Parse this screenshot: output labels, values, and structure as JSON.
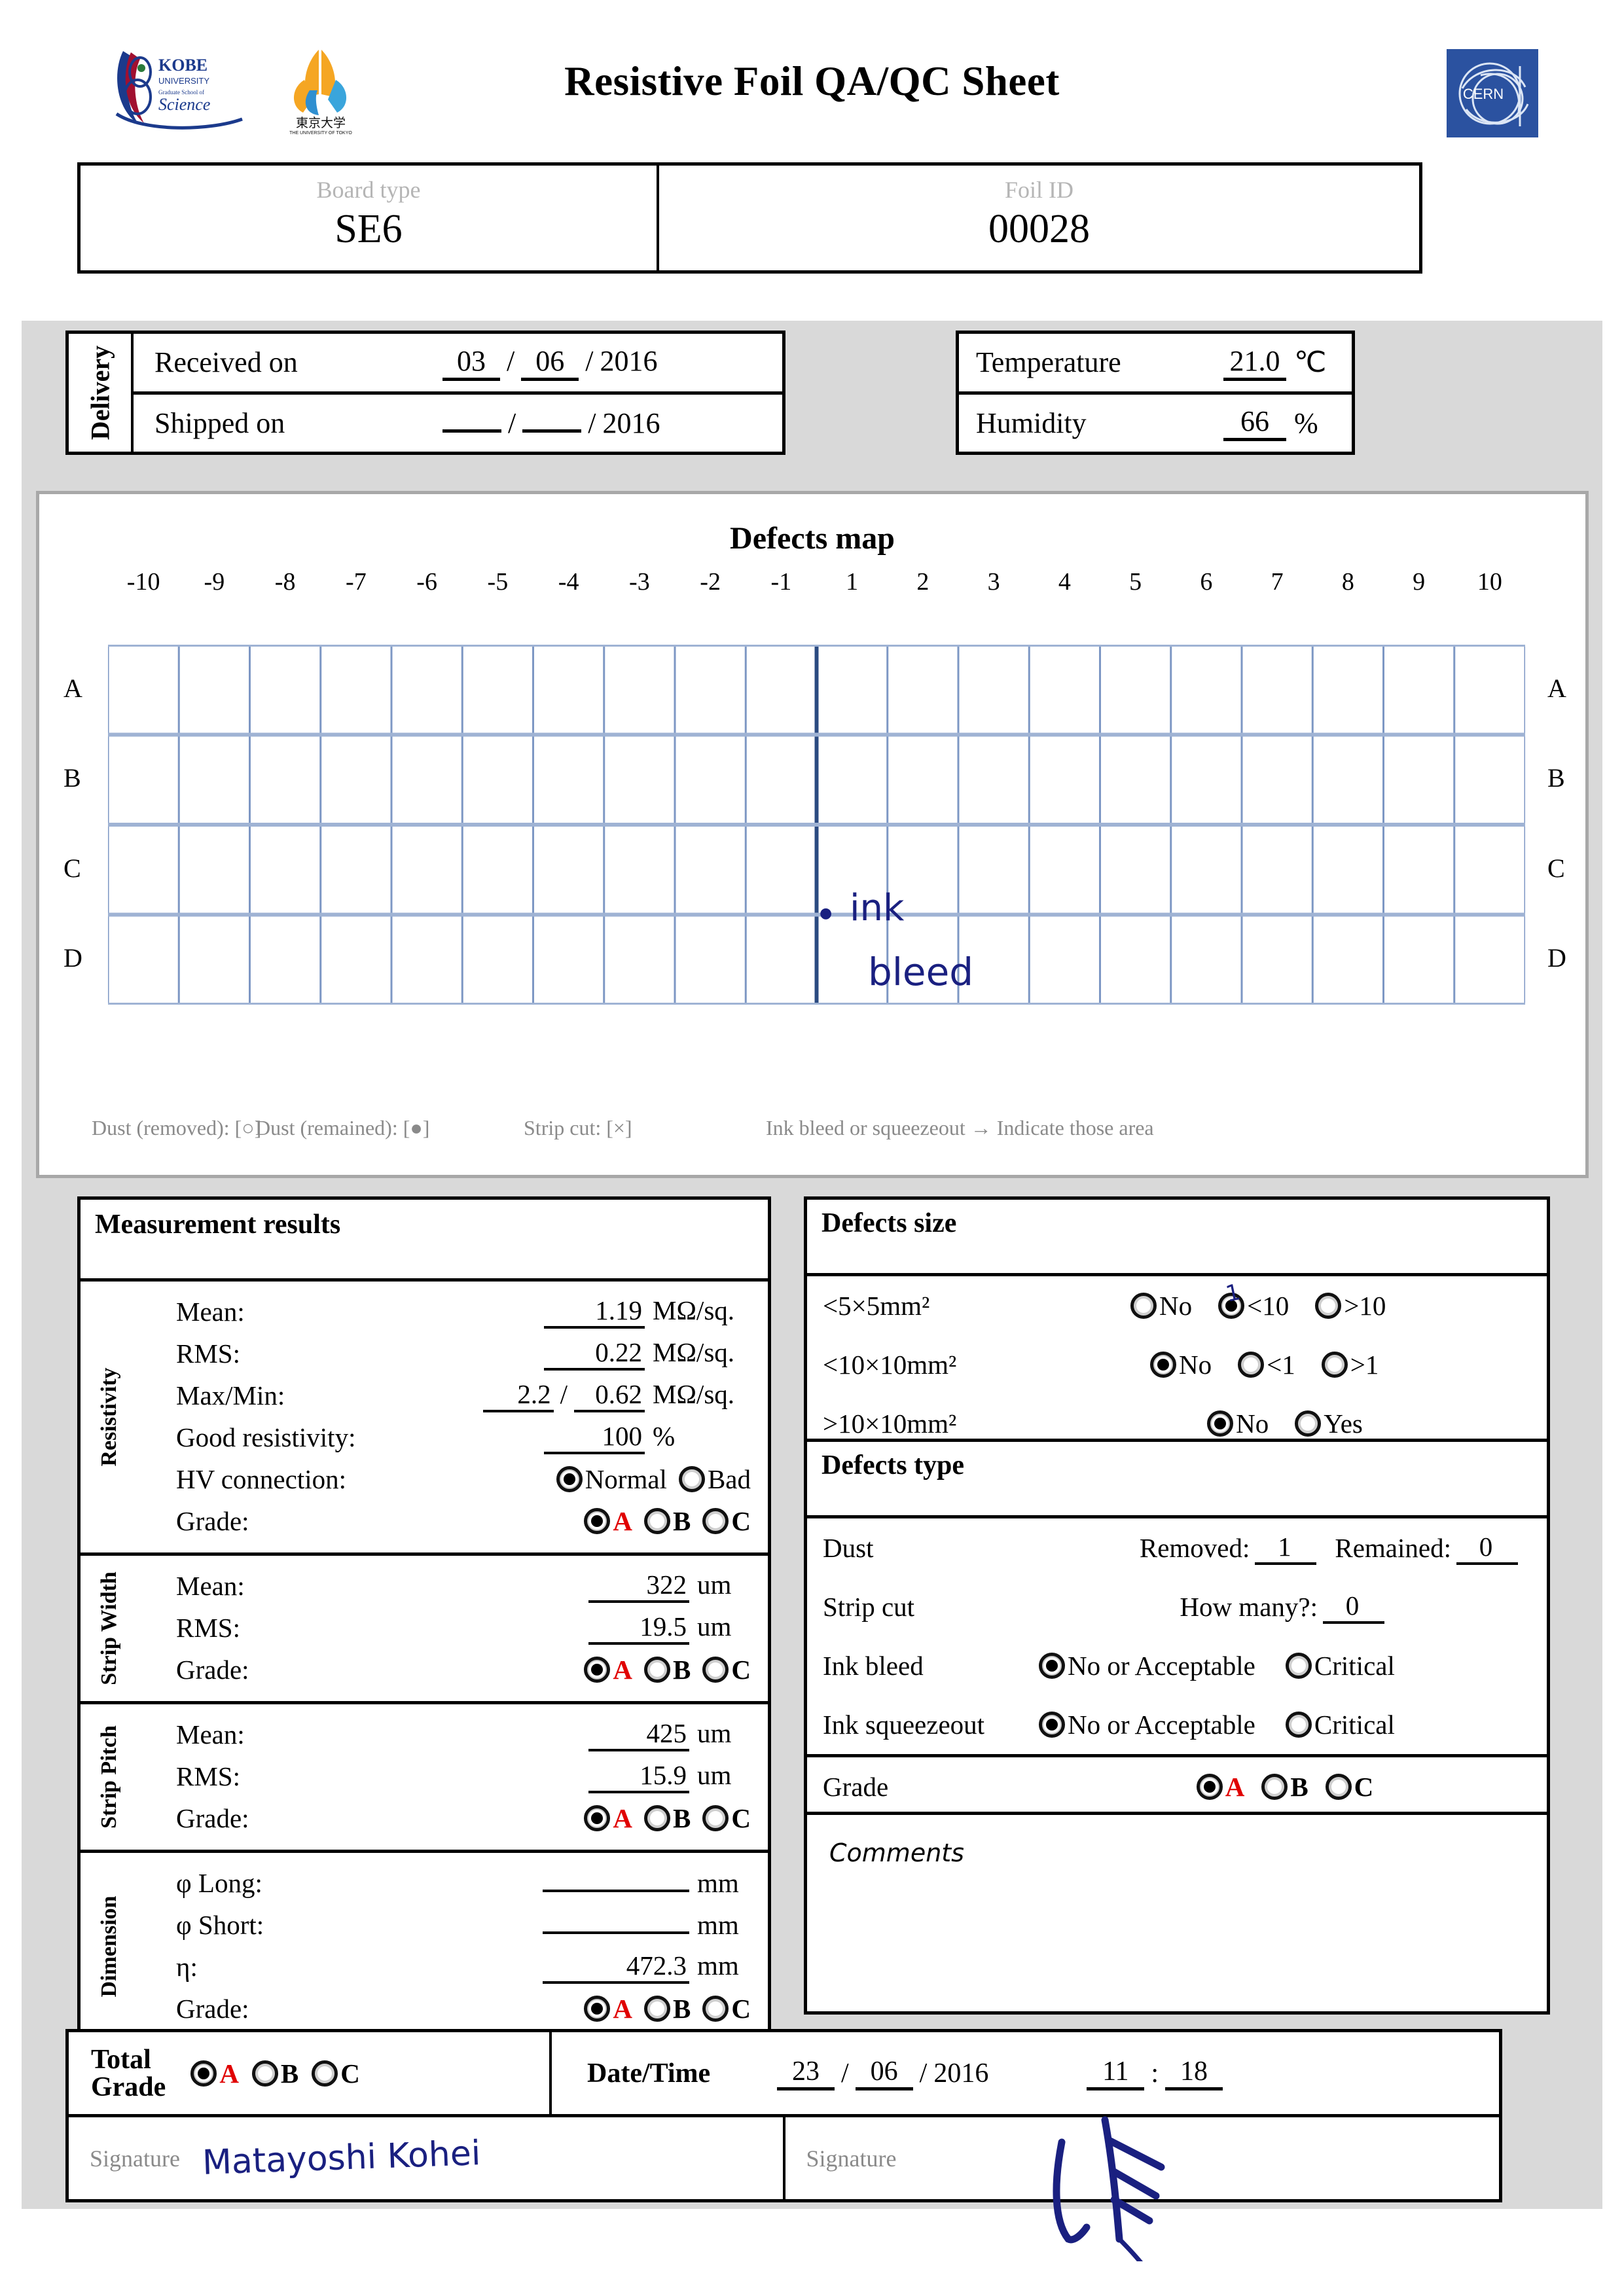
{
  "header": {
    "title": "Resistive Foil QA/QC Sheet",
    "logo_kobe": "kobe-university-logo",
    "logo_tokyo": "tokyo-university-logo",
    "logo_cern": "cern-logo",
    "cern_text": "CERN"
  },
  "identification": {
    "board_type_label": "Board type",
    "board_type_value": "SE6",
    "foil_id_label": "Foil ID",
    "foil_id_value": "00028"
  },
  "delivery": {
    "section_label": "Delivery",
    "received_label": "Received on",
    "received_day": "03",
    "received_month": "06",
    "received_year": "2016",
    "shipped_label": "Shipped on",
    "shipped_day": "",
    "shipped_month": "",
    "shipped_year": "2016"
  },
  "environment": {
    "temperature_label": "Temperature",
    "temperature_value": "21.0",
    "temperature_unit": "℃",
    "humidity_label": "Humidity",
    "humidity_value": "66",
    "humidity_unit": "%"
  },
  "defects_map": {
    "title": "Defects map",
    "columns": [
      "-10",
      "-9",
      "-8",
      "-7",
      "-6",
      "-5",
      "-4",
      "-3",
      "-2",
      "-1",
      "1",
      "2",
      "3",
      "4",
      "5",
      "6",
      "7",
      "8",
      "9",
      "10"
    ],
    "rows": [
      "A",
      "B",
      "C",
      "D"
    ],
    "annotations": [
      {
        "text": "ink",
        "row": "C",
        "col": "2"
      },
      {
        "text": "bleed",
        "row": "D",
        "col": "2"
      }
    ],
    "legend": [
      "Dust (removed): [○]",
      "Dust (remained): [●]",
      "Strip cut: [×]",
      "Ink bleed or squeezeout → Indicate those area"
    ]
  },
  "measurement": {
    "heading": "Measurement results",
    "resistivity": {
      "label": "Resistivity",
      "mean_label": "Mean:",
      "mean_value": "1.19",
      "mean_unit": "MΩ/sq.",
      "rms_label": "RMS:",
      "rms_value": "0.22",
      "rms_unit": "MΩ/sq.",
      "maxmin_label": "Max/Min:",
      "max_value": "2.2",
      "min_value": "0.62",
      "maxmin_unit": "MΩ/sq.",
      "good_label": "Good resistivity:",
      "good_value": "100",
      "good_unit": "%",
      "hv_label": "HV connection:",
      "hv_options": [
        "Normal",
        "Bad"
      ],
      "hv_selected": "Normal",
      "grade_label": "Grade:",
      "grade_options": [
        "A",
        "B",
        "C"
      ],
      "grade_selected": "A"
    },
    "strip_width": {
      "label": "Strip Width",
      "mean_label": "Mean:",
      "mean_value": "322",
      "mean_unit": "um",
      "rms_label": "RMS:",
      "rms_value": "19.5",
      "rms_unit": "um",
      "grade_label": "Grade:",
      "grade_options": [
        "A",
        "B",
        "C"
      ],
      "grade_selected": "A"
    },
    "strip_pitch": {
      "label": "Strip Pitch",
      "mean_label": "Mean:",
      "mean_value": "425",
      "mean_unit": "um",
      "rms_label": "RMS:",
      "rms_value": "15.9",
      "rms_unit": "um",
      "grade_label": "Grade:",
      "grade_options": [
        "A",
        "B",
        "C"
      ],
      "grade_selected": "A"
    },
    "dimension": {
      "label": "Dimension",
      "long_label": "φ Long:",
      "long_value": "",
      "long_unit": "mm",
      "short_label": "φ Short:",
      "short_value": "",
      "short_unit": "mm",
      "eta_label": "η:",
      "eta_value": "472.3",
      "eta_unit": "mm",
      "grade_label": "Grade:",
      "grade_options": [
        "A",
        "B",
        "C"
      ],
      "grade_selected": "A"
    }
  },
  "defects_size": {
    "heading": "Defects size",
    "rows": [
      {
        "label": "<5×5mm²",
        "options": [
          "No",
          "<10",
          ">10"
        ],
        "selected": "<10",
        "handwritten": "1"
      },
      {
        "label": "<10×10mm²",
        "options": [
          "No",
          "<1",
          ">1"
        ],
        "selected": "No",
        "handwritten": ""
      },
      {
        "label": ">10×10mm²",
        "options": [
          "No",
          "Yes"
        ],
        "selected": "No",
        "handwritten": ""
      }
    ]
  },
  "defects_type": {
    "heading": "Defects type",
    "dust_label": "Dust",
    "dust_removed_label": "Removed:",
    "dust_removed_value": "1",
    "dust_remained_label": "Remained:",
    "dust_remained_value": "0",
    "strip_cut_label": "Strip cut",
    "strip_cut_question": "How many?:",
    "strip_cut_value": "0",
    "ink_bleed_label": "Ink bleed",
    "ink_bleed_options": [
      "No or Acceptable",
      "Critical"
    ],
    "ink_bleed_selected": "No or Acceptable",
    "ink_squeezeout_label": "Ink squeezeout",
    "ink_squeezeout_options": [
      "No or Acceptable",
      "Critical"
    ],
    "ink_squeezeout_selected": "No or Acceptable",
    "grade_label": "Grade",
    "grade_options": [
      "A",
      "B",
      "C"
    ],
    "grade_selected": "A"
  },
  "comments": {
    "label": "Comments",
    "text": ""
  },
  "footer": {
    "total_grade_label_line1": "Total",
    "total_grade_label_line2": "Grade",
    "total_grade_options": [
      "A",
      "B",
      "C"
    ],
    "total_grade_selected": "A",
    "datetime_label": "Date/Time",
    "date_day": "23",
    "date_month": "06",
    "date_year": "2016",
    "time_hour": "11",
    "time_minute": "18",
    "signature_label_1": "Signature",
    "signature_value_1": "Matayoshi Kohei",
    "signature_label_2": "Signature",
    "signature_value_2": "signature-mark"
  }
}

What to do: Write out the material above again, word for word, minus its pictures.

Answer below:
Parse this screenshot: output labels, values, and structure as JSON.
{
  "header": {
    "title": "Resistive Foil QA/QC Sheet",
    "logo_kobe": "kobe-university-logo",
    "logo_tokyo": "tokyo-university-logo",
    "logo_cern": "cern-logo",
    "cern_text": "CERN"
  },
  "identification": {
    "board_type_label": "Board type",
    "board_type_value": "SE6",
    "foil_id_label": "Foil ID",
    "foil_id_value": "00028"
  },
  "delivery": {
    "section_label": "Delivery",
    "received_label": "Received on",
    "received_day": "03",
    "received_month": "06",
    "received_year": "2016",
    "shipped_label": "Shipped on",
    "shipped_day": "",
    "shipped_month": "",
    "shipped_year": "2016"
  },
  "environment": {
    "temperature_label": "Temperature",
    "temperature_value": "21.0",
    "temperature_unit": "℃",
    "humidity_label": "Humidity",
    "humidity_value": "66",
    "humidity_unit": "%"
  },
  "defects_map": {
    "title": "Defects map",
    "columns": [
      "-10",
      "-9",
      "-8",
      "-7",
      "-6",
      "-5",
      "-4",
      "-3",
      "-2",
      "-1",
      "1",
      "2",
      "3",
      "4",
      "5",
      "6",
      "7",
      "8",
      "9",
      "10"
    ],
    "rows": [
      "A",
      "B",
      "C",
      "D"
    ],
    "annotations": [
      {
        "text": "ink",
        "row": "C",
        "col": "2"
      },
      {
        "text": "bleed",
        "row": "D",
        "col": "2"
      }
    ],
    "legend": [
      "Dust (removed): [○]",
      "Dust (remained): [●]",
      "Strip cut: [×]",
      "Ink bleed or squeezeout → Indicate those area"
    ]
  },
  "measurement": {
    "heading": "Measurement results",
    "resistivity": {
      "label": "Resistivity",
      "mean_label": "Mean:",
      "mean_value": "1.19",
      "mean_unit": "MΩ/sq.",
      "rms_label": "RMS:",
      "rms_value": "0.22",
      "rms_unit": "MΩ/sq.",
      "maxmin_label": "Max/Min:",
      "max_value": "2.2",
      "min_value": "0.62",
      "maxmin_unit": "MΩ/sq.",
      "good_label": "Good resistivity:",
      "good_value": "100",
      "good_unit": "%",
      "hv_label": "HV connection:",
      "hv_options": [
        "Normal",
        "Bad"
      ],
      "hv_selected": "Normal",
      "grade_label": "Grade:",
      "grade_options": [
        "A",
        "B",
        "C"
      ],
      "grade_selected": "A"
    },
    "strip_width": {
      "label": "Strip Width",
      "mean_label": "Mean:",
      "mean_value": "322",
      "mean_unit": "um",
      "rms_label": "RMS:",
      "rms_value": "19.5",
      "rms_unit": "um",
      "grade_label": "Grade:",
      "grade_options": [
        "A",
        "B",
        "C"
      ],
      "grade_selected": "A"
    },
    "strip_pitch": {
      "label": "Strip Pitch",
      "mean_label": "Mean:",
      "mean_value": "425",
      "mean_unit": "um",
      "rms_label": "RMS:",
      "rms_value": "15.9",
      "rms_unit": "um",
      "grade_label": "Grade:",
      "grade_options": [
        "A",
        "B",
        "C"
      ],
      "grade_selected": "A"
    },
    "dimension": {
      "label": "Dimension",
      "long_label": "φ Long:",
      "long_value": "",
      "long_unit": "mm",
      "short_label": "φ Short:",
      "short_value": "",
      "short_unit": "mm",
      "eta_label": "η:",
      "eta_value": "472.3",
      "eta_unit": "mm",
      "grade_label": "Grade:",
      "grade_options": [
        "A",
        "B",
        "C"
      ],
      "grade_selected": "A"
    }
  },
  "defects_size": {
    "heading": "Defects size",
    "rows": [
      {
        "label": "<5×5mm²",
        "options": [
          "No",
          "<10",
          ">10"
        ],
        "selected": "<10",
        "handwritten": "1"
      },
      {
        "label": "<10×10mm²",
        "options": [
          "No",
          "<1",
          ">1"
        ],
        "selected": "No",
        "handwritten": ""
      },
      {
        "label": ">10×10mm²",
        "options": [
          "No",
          "Yes"
        ],
        "selected": "No",
        "handwritten": ""
      }
    ]
  },
  "defects_type": {
    "heading": "Defects type",
    "dust_label": "Dust",
    "dust_removed_label": "Removed:",
    "dust_removed_value": "1",
    "dust_remained_label": "Remained:",
    "dust_remained_value": "0",
    "strip_cut_label": "Strip cut",
    "strip_cut_question": "How many?:",
    "strip_cut_value": "0",
    "ink_bleed_label": "Ink bleed",
    "ink_bleed_options": [
      "No or Acceptable",
      "Critical"
    ],
    "ink_bleed_selected": "No or Acceptable",
    "ink_squeezeout_label": "Ink squeezeout",
    "ink_squeezeout_options": [
      "No or Acceptable",
      "Critical"
    ],
    "ink_squeezeout_selected": "No or Acceptable",
    "grade_label": "Grade",
    "grade_options": [
      "A",
      "B",
      "C"
    ],
    "grade_selected": "A"
  },
  "comments": {
    "label": "Comments",
    "text": ""
  },
  "footer": {
    "total_grade_label_line1": "Total",
    "total_grade_label_line2": "Grade",
    "total_grade_options": [
      "A",
      "B",
      "C"
    ],
    "total_grade_selected": "A",
    "datetime_label": "Date/Time",
    "date_day": "23",
    "date_month": "06",
    "date_year": "2016",
    "time_hour": "11",
    "time_minute": "18",
    "signature_label_1": "Signature",
    "signature_value_1": "Matayoshi Kohei",
    "signature_label_2": "Signature",
    "signature_value_2": "signature-mark"
  }
}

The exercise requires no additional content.